Applying your brand strategy to your website through your content work is your content strategy. For now, we are focusing on the strategic auditing of your web content, but it’s important to know that content strategy touches many other areas of content production and maintenance, and many communication channels beyond your website. All of these areas require a strategic approach to make your content as effective as it can be.
Enter: the bad guy
Let’s return to our core website strategy: “Our website will demonstrate our leadership in solving climate change by highlighting our impact, innovation, and expertise to government staff, funders, and volunteers.”
Everyone who works on the website should refer to this statement when auditing content -- and, from now on, when creating it too. If a piece of content doesn’t support the objective of demonstrating leadership, then it needs to be rewritten or deleted. If a piece of content does not clearly communicate impact, innovation, or expertise (or all three) to your highest priority audiences, then it needs to be rewritten or deleted. If a proposed piece of content doesn’t serve this website strategy, don’t make it!
Looking at content through the lens of your core website strategy is freeing. While the strategy itself will always be subject to some degree of subjective interpretation and negotiation, it arms you with a clearly-stated goal for your content. And it outsources friction. Let the strategy be the bad guy. Let it decide what goes on your site, rather than internal politics, persuasive stakeholders, ill-defined production processes, or inertia.
You’ve got your spreadsheet of pages, and you’ve got your core website strategy. Next you need a process, and that’s where C.R.U.D. comes in. It’s a term appropriated from software development, and in this context the acronym stands for Create, Reuse, Update, and Delete.
C.R.U.D. is a three step process. Along the way, you’ll be tagging all of your content with an action that determines its fate.
1. The first step is to evaluate the baseline quality of the content, thinking about it in terms of your core website strategy (that helpful guiding statement again). Is it relevant to your priority audiences? Does it uphold the communication goals you’ve laid out?
If no, mark it Delete. If yes, proceed to the next step.
2. Next you’ll do a brand evaluation and ask, is the content brand-compliant? Are the voice and tone true to your organization’s values?
If no, mark it Update. This content needs to be repositioned to be strategically valuable -- so you’ll need to rewrite it. If yes, proceed to the next step.
3. Finally, you’ll look at the content’s structure. Is it optimized for the web? Is it a single discrete topic of the right depth for a page? Is it accessible?
If it passes this test, mark it Reuse. Or, if it’s good quality, brand compliant content that’s not scannable or consumable on a mobile device, you’ll need to Update it.
In doing the evaluation, you may also discover gaps in your content. Start making a Create punch list with ideas that will allow you to fill those holes.
Now the real work begins
Congratulations, you’ve completed C.R.U.D. Three challenges lie ahead: actually hitting the big fat delete button on that content you know is no longer serving you, reworking the content that has the potential to be great, but needs a facelift, and making new, high quality stuff that’s going to support your core website strategy. (A challenge that never goes away.)
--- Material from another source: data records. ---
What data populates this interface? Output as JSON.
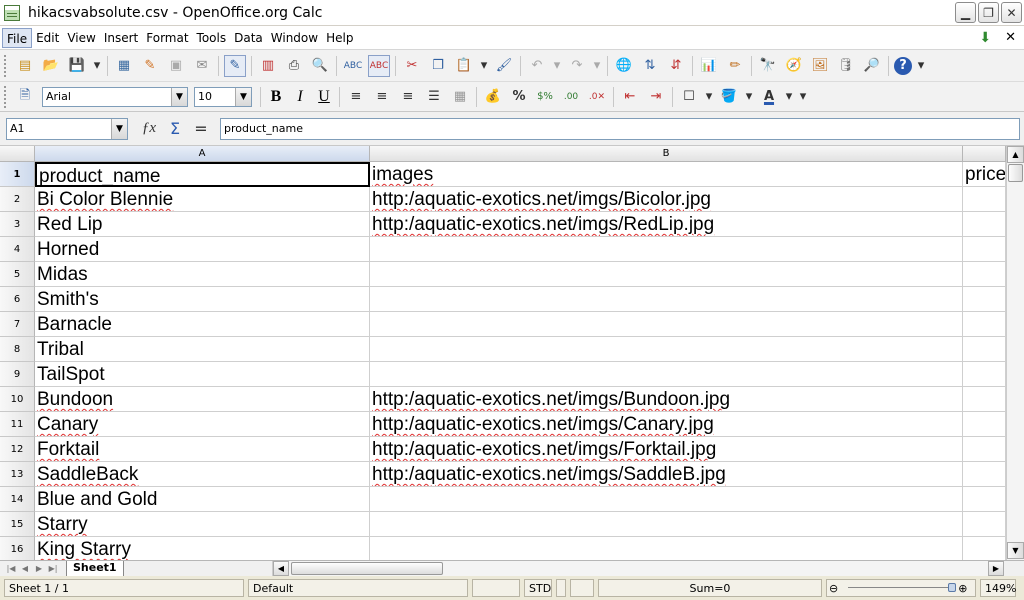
{
  "window": {
    "title": "hikacsvabsolute.csv - OpenOffice.org Calc"
  },
  "menu": [
    "File",
    "Edit",
    "View",
    "Insert",
    "Format",
    "Tools",
    "Data",
    "Window",
    "Help"
  ],
  "toolbar2": {
    "font_name": "Arial",
    "font_size": "10",
    "bold": "B",
    "italic": "I",
    "underline": "U"
  },
  "formula_bar": {
    "name_box": "A1",
    "content": "product_name"
  },
  "columns": [
    "A",
    "B"
  ],
  "rows": [
    {
      "num": "1",
      "a": "product_name",
      "b": "images",
      "c": "price"
    },
    {
      "num": "2",
      "a": "Bi Color Blennie",
      "b": "http:/aquatic-exotics.net/imgs/Bicolor.jpg",
      "c": ""
    },
    {
      "num": "3",
      "a": "Red Lip",
      "b": "http:/aquatic-exotics.net/imgs/RedLip.jpg",
      "c": ""
    },
    {
      "num": "4",
      "a": "Horned",
      "b": "",
      "c": ""
    },
    {
      "num": "5",
      "a": "Midas",
      "b": "",
      "c": ""
    },
    {
      "num": "6",
      "a": "Smith's",
      "b": "",
      "c": ""
    },
    {
      "num": "7",
      "a": "Barnacle",
      "b": "",
      "c": ""
    },
    {
      "num": "8",
      "a": "Tribal",
      "b": "",
      "c": ""
    },
    {
      "num": "9",
      "a": "TailSpot",
      "b": "",
      "c": ""
    },
    {
      "num": "10",
      "a": "Bundoon",
      "b": "http:/aquatic-exotics.net/imgs/Bundoon.jpg",
      "c": ""
    },
    {
      "num": "11",
      "a": "Canary",
      "b": "http:/aquatic-exotics.net/imgs/Canary.jpg",
      "c": ""
    },
    {
      "num": "12",
      "a": "Forktail",
      "b": "http:/aquatic-exotics.net/imgs/Forktail.jpg",
      "c": ""
    },
    {
      "num": "13",
      "a": "SaddleBack",
      "b": "http:/aquatic-exotics.net/imgs/SaddleB.jpg",
      "c": ""
    },
    {
      "num": "14",
      "a": "Blue and Gold",
      "b": "",
      "c": ""
    },
    {
      "num": "15",
      "a": "Starry",
      "b": "",
      "c": ""
    },
    {
      "num": "16",
      "a": "King Starry",
      "b": "",
      "c": ""
    }
  ],
  "spellcheck_a": [
    "Bi Color Blennie",
    "Canary",
    "SaddleBack",
    "Bundoon",
    "Forktail",
    "Starry",
    "King Starry"
  ],
  "sheet_tab": "Sheet1",
  "status": {
    "sheet": "Sheet 1 / 1",
    "style": "Default",
    "mode": "STD",
    "sum": "Sum=0",
    "zoom": "149%"
  },
  "zoom_level": 149
}
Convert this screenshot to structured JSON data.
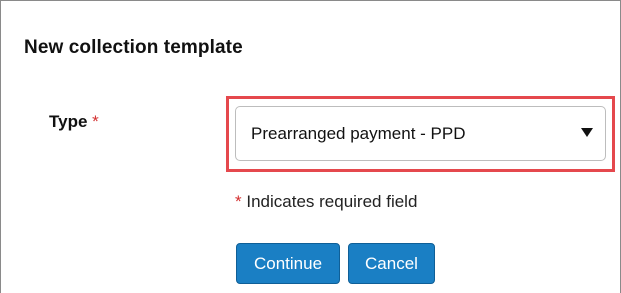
{
  "dialog": {
    "title": "New collection template"
  },
  "form": {
    "type_label": "Type",
    "required_marker": "*",
    "type_value": "Prearranged payment - PPD",
    "required_note_marker": "*",
    "required_note_text": "Indicates required field"
  },
  "buttons": {
    "continue_label": "Continue",
    "cancel_label": "Cancel"
  },
  "colors": {
    "button_bg": "#1a7fc4",
    "highlight_border": "#e5484d",
    "required_star": "#d32f2f"
  },
  "icons": {
    "select_caret": "caret-down-icon"
  }
}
Content auditing -- like closet reorganization -- is not for the faint of heart. Who knows what you might unearth in there, and how much of a tussle it will be to part with. But, to quote another Japanese minimalism principle, “The best way to find out what we really need is to get rid of what we don't.”